I'm going to talk about how to incorporate VMware into the process (and will also be of help when working on any new Imaging Toolkit project). Other virtualisation solutions can also be used, provided you follow the guidelines in this TID, but this TID specifically covers VMware.


I recommend that you use a virtual machine set to BIOS not UEFI - for two good reasons: if you create a base image on a UEFI machine, it can't then be used on a BIOS machine, and also, the later tip about snapshot would require a lot more work with UEFI! 

Creating your base image

Follow the Walkthrough to create an unattended install: this can be either by creating a WinPE ISO (which you can mount to your VMware machine) or you can use an ISO of the Windows Media, and a USB memory stick.

Which ever one you use, when you step through the Deployment Wizard, make sure you uncheck the option Automatically prepare machine for imaging after unattended installation. This will allow you to take a snapshot of a partially-complete base image (more about this later).

To use a memory stick, you need to attach it to your virtual machine, but if you try to do that after it boots, it will be too late, and the Windows Setup program will not see it. So...

  1. Create a VMware virtual machine, and configure it to use the Windows ISO as the CDROM drive.

  2. Power on the virtual machine - choose Boot to firmware or Boot to BIOS (you may wish to set the boot sequence now, so that the Network boot comes first, as this will make it easier to PXE boot later).

  3. Use VMware to attach the USB pen drive to the virtual machine, and select reboot from the firmware menu.

  4. Let the unattended install proceed as usual.

  5. At the end of the unattended install, take a snapshot, and label it something like "pre-sysprep" (this snapshot can be used to speed-up the process of recreating a new base image at some point in the future, so that you can include the updates that are "current" at that time).

  6. Launch c:\ztoolkit\zimageprep.exe - here you may choose to include all, or specific, Windows Updates.

  7. When the process concludes, you will see a messagebox prompting you to shutdown the machine, and to take an image.
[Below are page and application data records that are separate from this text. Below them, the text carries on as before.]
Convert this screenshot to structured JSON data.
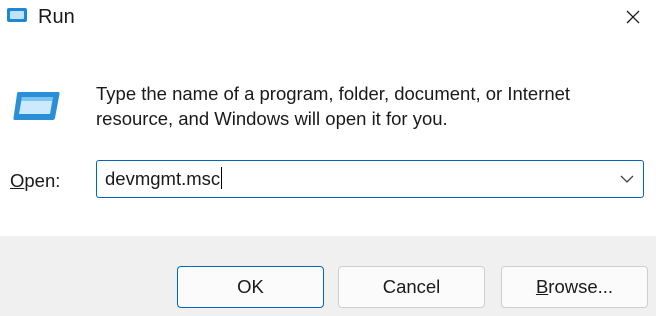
{
  "window": {
    "title": "Run",
    "icon": "run-icon",
    "close_icon": "close-icon"
  },
  "description": "Type the name of a program, folder, document, or Internet resource, and Windows will open it for you.",
  "open_field": {
    "label_mnemonic": "O",
    "label_rest": "pen:",
    "value": "devmgmt.msc",
    "dropdown_icon": "chevron-down-icon"
  },
  "buttons": {
    "ok": "OK",
    "cancel": "Cancel",
    "browse_mnemonic": "B",
    "browse_rest": "rowse..."
  },
  "colors": {
    "accent": "#0067c0",
    "footer_bg": "#f0f0f0"
  }
}
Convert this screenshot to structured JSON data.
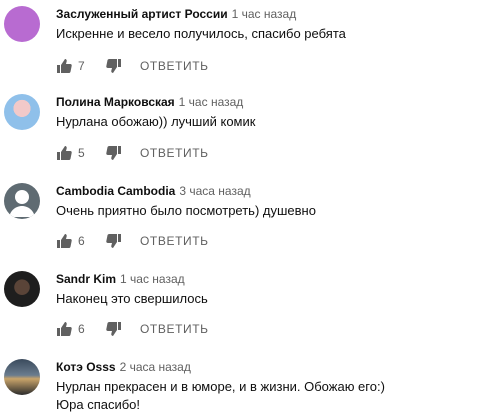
{
  "reply_label": "ОТВЕТИТЬ",
  "comments": [
    {
      "author": "Заслуженный артист России",
      "time": "1 час назад",
      "text": "Искренне и весело получилось, спасибо ребята",
      "likes": "7",
      "avatar_color": "#b86bd1"
    },
    {
      "author": "Полина Марковская",
      "time": "1 час назад",
      "text": "Нурлана обожаю)) лучший комик",
      "likes": "5",
      "avatar_color": "#7fb0e0"
    },
    {
      "author": "Cambodia Cambodia",
      "time": "3 часа назад",
      "text": "Очень приятно было посмотреть)  душевно",
      "likes": "6",
      "avatar_color": "#5f6b72"
    },
    {
      "author": "Sandr Kim",
      "time": "1 час назад",
      "text": "Наконец это свершилось",
      "likes": "6",
      "avatar_color": "#2a2a2a"
    },
    {
      "author": "Котэ Osss",
      "time": "2 часа назад",
      "text_lines": [
        "Нурлан прекрасен и в юморе, и в жизни. Обожаю его:)",
        "Юра спасибо!"
      ],
      "avatar_color": "#3a4a5c"
    }
  ],
  "colors": {
    "text": "#0f0f0f",
    "secondary": "#606060"
  }
}
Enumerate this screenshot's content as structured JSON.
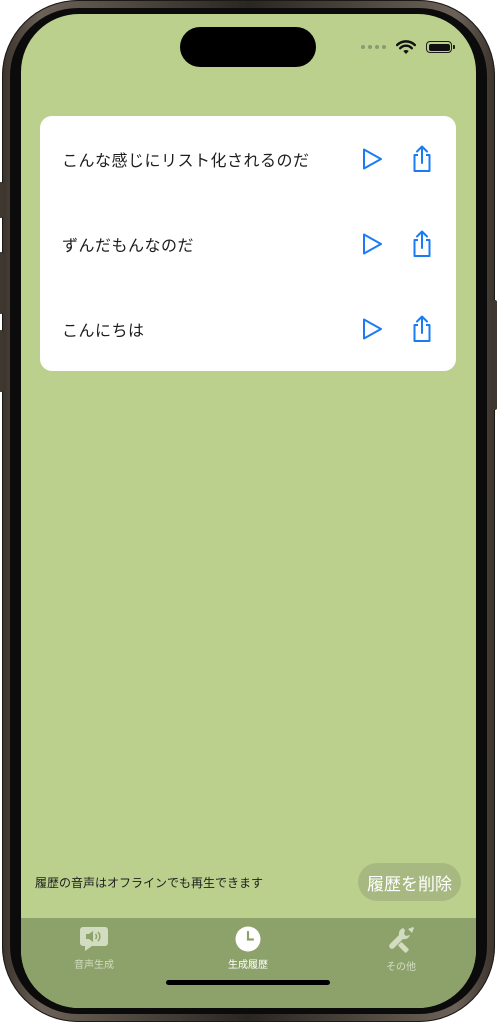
{
  "history": {
    "items": [
      {
        "text": "こんな感じにリスト化されるのだ"
      },
      {
        "text": "ずんだもんなのだ"
      },
      {
        "text": "こんにちは"
      }
    ]
  },
  "footer": {
    "note": "履歴の音声はオフラインでも再生できます",
    "delete_label": "履歴を削除"
  },
  "tabbar": {
    "tabs": [
      {
        "label": "音声生成",
        "icon": "speech-bubble-speaker-icon",
        "active": false
      },
      {
        "label": "生成履歴",
        "icon": "clock-icon",
        "active": true
      },
      {
        "label": "その他",
        "icon": "wrench-tools-icon",
        "active": false
      }
    ]
  },
  "colors": {
    "background": "#bbd08c",
    "tabbar": "#8da26a",
    "accent": "#1a7cf5",
    "card": "#ffffff"
  }
}
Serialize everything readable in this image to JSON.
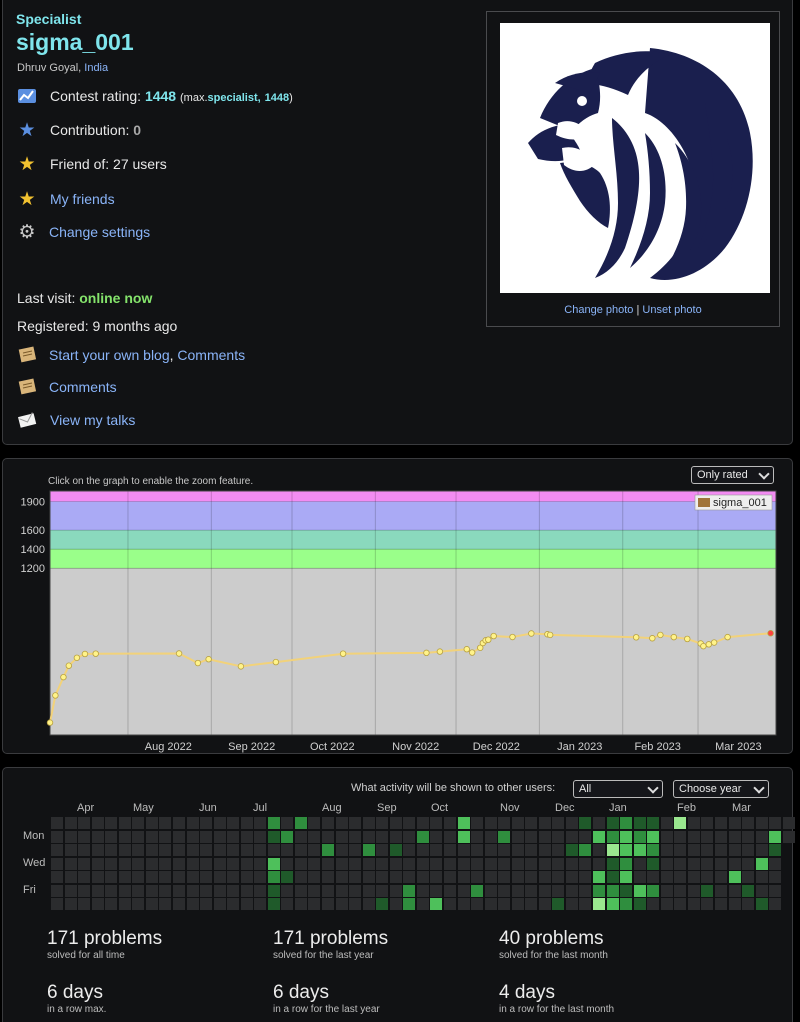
{
  "profile": {
    "rank": "Specialist",
    "handle": "sigma_001",
    "real_name": "Dhruv Goyal",
    "name_separator": ",",
    "country": "India",
    "contest_rating_label": "Contest rating:",
    "contest_rating": "1448",
    "max_prefix": "(max.",
    "max_rank": "specialist,",
    "max_rating": "1448",
    "max_suffix": ")",
    "contribution_label": "Contribution:",
    "contribution": "0",
    "friend_of": "Friend of: 27 users",
    "my_friends": "My friends",
    "change_settings": "Change settings",
    "last_visit_label": "Last visit:",
    "last_visit": "online now",
    "registered": "Registered: 9 months ago",
    "start_blog": "Start your own blog",
    "link_separator": ",",
    "comments_inline": "Comments",
    "comments": "Comments",
    "view_talks": "View my talks",
    "change_photo": "Change photo",
    "photo_separator": "|",
    "unset_photo": "Unset photo"
  },
  "icons": {
    "rating": "rating-chart-icon",
    "contribution": "blue-star-icon",
    "friend_of": "gold-star-icon",
    "my_friends": "gold-star-icon",
    "settings": "gear-icon",
    "blog": "blog-icon",
    "comments": "comment-icon",
    "talks": "envelope-icon"
  },
  "rating_graph": {
    "hint": "Click on the graph to enable the zoom feature.",
    "filter_value": "Only rated"
  },
  "chart_data": {
    "type": "line",
    "title": "",
    "xlabel": "",
    "ylabel": "",
    "x_ticks": [
      "Aug 2022",
      "Sep 2022",
      "Oct 2022",
      "Nov 2022",
      "Dec 2022",
      "Jan 2023",
      "Feb 2023",
      "Mar 2023"
    ],
    "y_ticks": [
      1200,
      1400,
      1600,
      1900
    ],
    "ylim": [
      -550,
      2010
    ],
    "xlim": [
      "2022-07-03",
      "2023-03-30"
    ],
    "grid": true,
    "legend_position": "top-right",
    "colors": {
      "line": "#f2d27a",
      "point": "#fff38a",
      "last_point": "#ff4040"
    },
    "bands": [
      {
        "from": -550,
        "to": 1200,
        "color": "#cccccc"
      },
      {
        "from": 1200,
        "to": 1400,
        "color": "#9aff8a"
      },
      {
        "from": 1400,
        "to": 1600,
        "color": "#8ad9bd"
      },
      {
        "from": 1600,
        "to": 1900,
        "color": "#aaaaf5"
      },
      {
        "from": 1900,
        "to": 2010,
        "color": "#f28cf2"
      }
    ],
    "series": [
      {
        "name": "sigma_001",
        "color": "#a0743a",
        "x": [
          "2022-07-03",
          "2022-07-05",
          "2022-07-08",
          "2022-07-10",
          "2022-07-13",
          "2022-07-16",
          "2022-07-20",
          "2022-08-20",
          "2022-08-27",
          "2022-08-31",
          "2022-09-12",
          "2022-09-25",
          "2022-10-20",
          "2022-11-20",
          "2022-11-25",
          "2022-12-05",
          "2022-12-07",
          "2022-12-10",
          "2022-12-11",
          "2022-12-12",
          "2022-12-13",
          "2022-12-15",
          "2022-12-22",
          "2022-12-29",
          "2023-01-04",
          "2023-01-05",
          "2023-02-06",
          "2023-02-12",
          "2023-02-15",
          "2023-02-20",
          "2023-02-25",
          "2023-03-02",
          "2023-03-03",
          "2023-03-05",
          "2023-03-07",
          "2023-03-12",
          "2023-03-28"
        ],
        "values": [
          -420,
          -135,
          57,
          177,
          260,
          300,
          303,
          305,
          205,
          245,
          170,
          215,
          303,
          312,
          325,
          350,
          315,
          365,
          415,
          443,
          450,
          488,
          478,
          515,
          507,
          500,
          475,
          465,
          500,
          477,
          458,
          410,
          382,
          401,
          420,
          477,
          518
        ]
      }
    ]
  },
  "activity": {
    "visibility_label": "What activity will be shown to other users:",
    "visibility_value": "All",
    "year_value": "Choose year",
    "months": [
      "Apr",
      "May",
      "Jun",
      "Jul",
      "Aug",
      "Sep",
      "Oct",
      "Nov",
      "Dec",
      "Jan",
      "Feb",
      "Mar"
    ],
    "days": [
      "Mon",
      "Wed",
      "Fri"
    ],
    "stats": [
      {
        "value": "171 problems",
        "label": "solved for all time"
      },
      {
        "value": "171 problems",
        "label": "solved for the last year"
      },
      {
        "value": "40 problems",
        "label": "solved for the last month"
      },
      {
        "value": "6 days",
        "label": "in a row max."
      },
      {
        "value": "6 days",
        "label": "in a row for the last year"
      },
      {
        "value": "4 days",
        "label": "in a row for the last month"
      }
    ],
    "heatmap_colors": [
      "#2b2c2e",
      "#1f5a2a",
      "#2f8e3e",
      "#4ec05b",
      "#9ae88f"
    ]
  }
}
Click OK to shutdown the machine.

  8. Take another snapshot, and label it something like "post-sysprep". You will be able to use this snapshot as part of a scenario to allow you to test new projects (see later).

  9. Boot the virtual machine into PXE, and use zim to take an image (see the walkthrough).


Adding the VMware machine to the File Library

Follow ENGL TID-2011013: Installing VMware Tools during the build process, this will not only install the VMware tools during a build, but will allow you to create a driver image for VMware, which lets you treat it like any other machine (you cannot automatically add a machine to the images.ini file unless the machine has at least one driver file for the chosen Operating System, and zim will not allow you to deploy a build to a machine if it does not recognise the machine type from images.ini.


Adding a snapshot option to zim.zfg

Follow ENGL TID-2011005:How to use VMware snapshots with Zim and use this option with the snapshot "post-sysprep". You can revert to the snapshot, boot into PXE, and then choose the "snapshot" option when it appears in zim. This will save you time, as you do not need to download the base image when testing settings in a project.